Abstract

Pierre Bourdieu conducted ethnographic research in his native region of Béarn and in Algeria during the late 1950s and early 1960s. He rarely drew explicit comparisons between the two sites, despite striking parallels in themes such as notions of honor in Mediterranean peasant ethos, the habitus as internalized dispositions, and peasant malaise in the face of socioeconomic change. Bourdieu called his Béarn ethnography an inversion of Lévi-Strauss' Tristes Tropiques, as a way to "objectify" the familiar. I suggest that constructions of traditional and modern that informed Bourdieu's early research in both sites led to a nostalgic view of "tristes paysans."

pdf

Additional Information

ISSN
1534-1518
Print ISSN
0003-5491
Pages
pp. 87-106
Launched on MUSE
2004-02-20
Open Access
No
Back To Top
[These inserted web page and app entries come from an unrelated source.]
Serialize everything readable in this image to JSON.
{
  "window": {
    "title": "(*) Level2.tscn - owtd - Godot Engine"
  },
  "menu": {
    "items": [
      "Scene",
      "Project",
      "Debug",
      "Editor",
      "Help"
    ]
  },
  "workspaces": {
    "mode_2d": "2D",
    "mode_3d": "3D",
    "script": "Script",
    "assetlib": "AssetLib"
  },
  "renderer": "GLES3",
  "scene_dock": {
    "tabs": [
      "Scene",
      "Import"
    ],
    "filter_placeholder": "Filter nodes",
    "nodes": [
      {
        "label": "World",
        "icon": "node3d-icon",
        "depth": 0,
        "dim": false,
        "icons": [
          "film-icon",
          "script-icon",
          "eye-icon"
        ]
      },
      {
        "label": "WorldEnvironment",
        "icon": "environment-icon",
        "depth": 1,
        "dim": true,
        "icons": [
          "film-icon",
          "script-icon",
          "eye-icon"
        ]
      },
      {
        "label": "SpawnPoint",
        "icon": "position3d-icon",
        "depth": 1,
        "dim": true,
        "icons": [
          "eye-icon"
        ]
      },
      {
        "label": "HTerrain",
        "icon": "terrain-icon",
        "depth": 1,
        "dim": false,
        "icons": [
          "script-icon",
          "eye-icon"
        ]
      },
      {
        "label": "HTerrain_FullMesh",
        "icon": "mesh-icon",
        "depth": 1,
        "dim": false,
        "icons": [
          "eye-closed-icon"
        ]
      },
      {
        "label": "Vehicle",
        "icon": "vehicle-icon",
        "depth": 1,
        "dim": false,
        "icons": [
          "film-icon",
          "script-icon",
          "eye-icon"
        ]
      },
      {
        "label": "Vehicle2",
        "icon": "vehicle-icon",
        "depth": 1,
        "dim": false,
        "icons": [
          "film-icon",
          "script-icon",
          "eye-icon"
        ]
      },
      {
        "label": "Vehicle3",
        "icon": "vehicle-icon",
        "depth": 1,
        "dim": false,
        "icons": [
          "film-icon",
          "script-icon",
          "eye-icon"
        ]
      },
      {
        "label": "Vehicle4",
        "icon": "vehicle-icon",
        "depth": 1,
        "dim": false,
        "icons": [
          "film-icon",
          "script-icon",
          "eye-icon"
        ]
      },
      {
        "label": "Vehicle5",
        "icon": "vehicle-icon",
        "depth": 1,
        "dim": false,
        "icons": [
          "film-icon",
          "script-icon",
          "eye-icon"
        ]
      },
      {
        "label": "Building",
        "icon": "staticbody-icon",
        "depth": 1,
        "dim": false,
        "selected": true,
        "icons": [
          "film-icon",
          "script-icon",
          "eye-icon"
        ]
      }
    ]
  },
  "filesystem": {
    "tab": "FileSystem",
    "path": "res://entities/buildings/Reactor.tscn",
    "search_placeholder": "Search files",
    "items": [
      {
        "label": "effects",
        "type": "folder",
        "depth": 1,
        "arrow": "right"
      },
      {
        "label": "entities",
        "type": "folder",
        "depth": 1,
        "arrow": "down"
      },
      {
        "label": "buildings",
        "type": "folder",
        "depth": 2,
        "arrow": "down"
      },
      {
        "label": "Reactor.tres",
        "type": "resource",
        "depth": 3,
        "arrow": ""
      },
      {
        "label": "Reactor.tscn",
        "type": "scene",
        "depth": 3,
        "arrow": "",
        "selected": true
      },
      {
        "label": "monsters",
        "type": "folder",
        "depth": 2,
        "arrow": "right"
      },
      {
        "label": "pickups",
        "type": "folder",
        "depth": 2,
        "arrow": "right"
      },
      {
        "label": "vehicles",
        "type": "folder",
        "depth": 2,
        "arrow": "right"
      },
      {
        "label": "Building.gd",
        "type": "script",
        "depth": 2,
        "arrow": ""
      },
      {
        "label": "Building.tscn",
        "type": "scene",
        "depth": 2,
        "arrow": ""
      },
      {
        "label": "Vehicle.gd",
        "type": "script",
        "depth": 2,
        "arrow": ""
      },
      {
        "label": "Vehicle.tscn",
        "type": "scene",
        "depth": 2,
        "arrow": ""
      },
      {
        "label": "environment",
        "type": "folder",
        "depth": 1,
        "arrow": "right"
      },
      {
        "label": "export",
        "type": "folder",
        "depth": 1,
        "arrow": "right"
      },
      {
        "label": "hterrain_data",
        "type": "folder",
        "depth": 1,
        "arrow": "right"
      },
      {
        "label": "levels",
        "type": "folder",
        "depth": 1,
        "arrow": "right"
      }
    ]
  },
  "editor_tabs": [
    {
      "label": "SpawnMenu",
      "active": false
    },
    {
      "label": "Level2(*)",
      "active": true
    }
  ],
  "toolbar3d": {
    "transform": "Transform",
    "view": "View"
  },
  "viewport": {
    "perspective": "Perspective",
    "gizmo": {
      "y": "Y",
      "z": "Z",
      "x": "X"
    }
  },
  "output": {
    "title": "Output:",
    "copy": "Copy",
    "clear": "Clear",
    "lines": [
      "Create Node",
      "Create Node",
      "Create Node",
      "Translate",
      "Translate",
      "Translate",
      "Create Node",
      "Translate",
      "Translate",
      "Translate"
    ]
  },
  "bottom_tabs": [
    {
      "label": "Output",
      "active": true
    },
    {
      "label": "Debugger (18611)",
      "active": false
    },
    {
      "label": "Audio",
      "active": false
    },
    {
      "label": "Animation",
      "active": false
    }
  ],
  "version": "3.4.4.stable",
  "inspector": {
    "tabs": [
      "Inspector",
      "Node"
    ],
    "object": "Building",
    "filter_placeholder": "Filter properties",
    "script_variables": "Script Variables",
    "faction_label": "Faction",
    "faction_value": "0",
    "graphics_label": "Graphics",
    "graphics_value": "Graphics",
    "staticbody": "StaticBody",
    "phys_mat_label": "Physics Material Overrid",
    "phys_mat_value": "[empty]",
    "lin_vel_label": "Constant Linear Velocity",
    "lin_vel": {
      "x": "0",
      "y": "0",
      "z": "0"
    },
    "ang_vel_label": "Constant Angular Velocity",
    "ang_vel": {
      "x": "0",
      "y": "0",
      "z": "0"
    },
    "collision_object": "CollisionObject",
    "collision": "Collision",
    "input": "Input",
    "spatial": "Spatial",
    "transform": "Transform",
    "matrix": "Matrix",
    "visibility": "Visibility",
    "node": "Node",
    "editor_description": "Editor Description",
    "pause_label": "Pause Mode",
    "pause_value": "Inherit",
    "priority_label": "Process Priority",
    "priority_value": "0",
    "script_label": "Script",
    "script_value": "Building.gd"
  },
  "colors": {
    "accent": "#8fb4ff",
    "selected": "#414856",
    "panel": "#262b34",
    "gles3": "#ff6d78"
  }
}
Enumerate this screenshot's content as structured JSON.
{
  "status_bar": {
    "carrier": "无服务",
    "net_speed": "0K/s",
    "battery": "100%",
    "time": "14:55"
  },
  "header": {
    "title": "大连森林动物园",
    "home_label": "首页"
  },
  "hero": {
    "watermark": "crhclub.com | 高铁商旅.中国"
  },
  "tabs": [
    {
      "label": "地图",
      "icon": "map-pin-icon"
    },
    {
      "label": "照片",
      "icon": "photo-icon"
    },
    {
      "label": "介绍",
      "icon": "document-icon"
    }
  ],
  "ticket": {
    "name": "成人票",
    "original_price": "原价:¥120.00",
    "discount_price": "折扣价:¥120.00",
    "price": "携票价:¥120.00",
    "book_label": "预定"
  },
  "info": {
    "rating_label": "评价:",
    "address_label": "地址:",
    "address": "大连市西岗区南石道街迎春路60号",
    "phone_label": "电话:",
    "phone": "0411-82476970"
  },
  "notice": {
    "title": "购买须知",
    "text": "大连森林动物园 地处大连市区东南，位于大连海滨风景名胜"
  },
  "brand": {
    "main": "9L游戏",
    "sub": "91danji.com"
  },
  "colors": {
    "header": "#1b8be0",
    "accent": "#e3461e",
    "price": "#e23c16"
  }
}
This website uses cookies to ensure you get the best experience on our website. Without cookies your experience may not be seamless.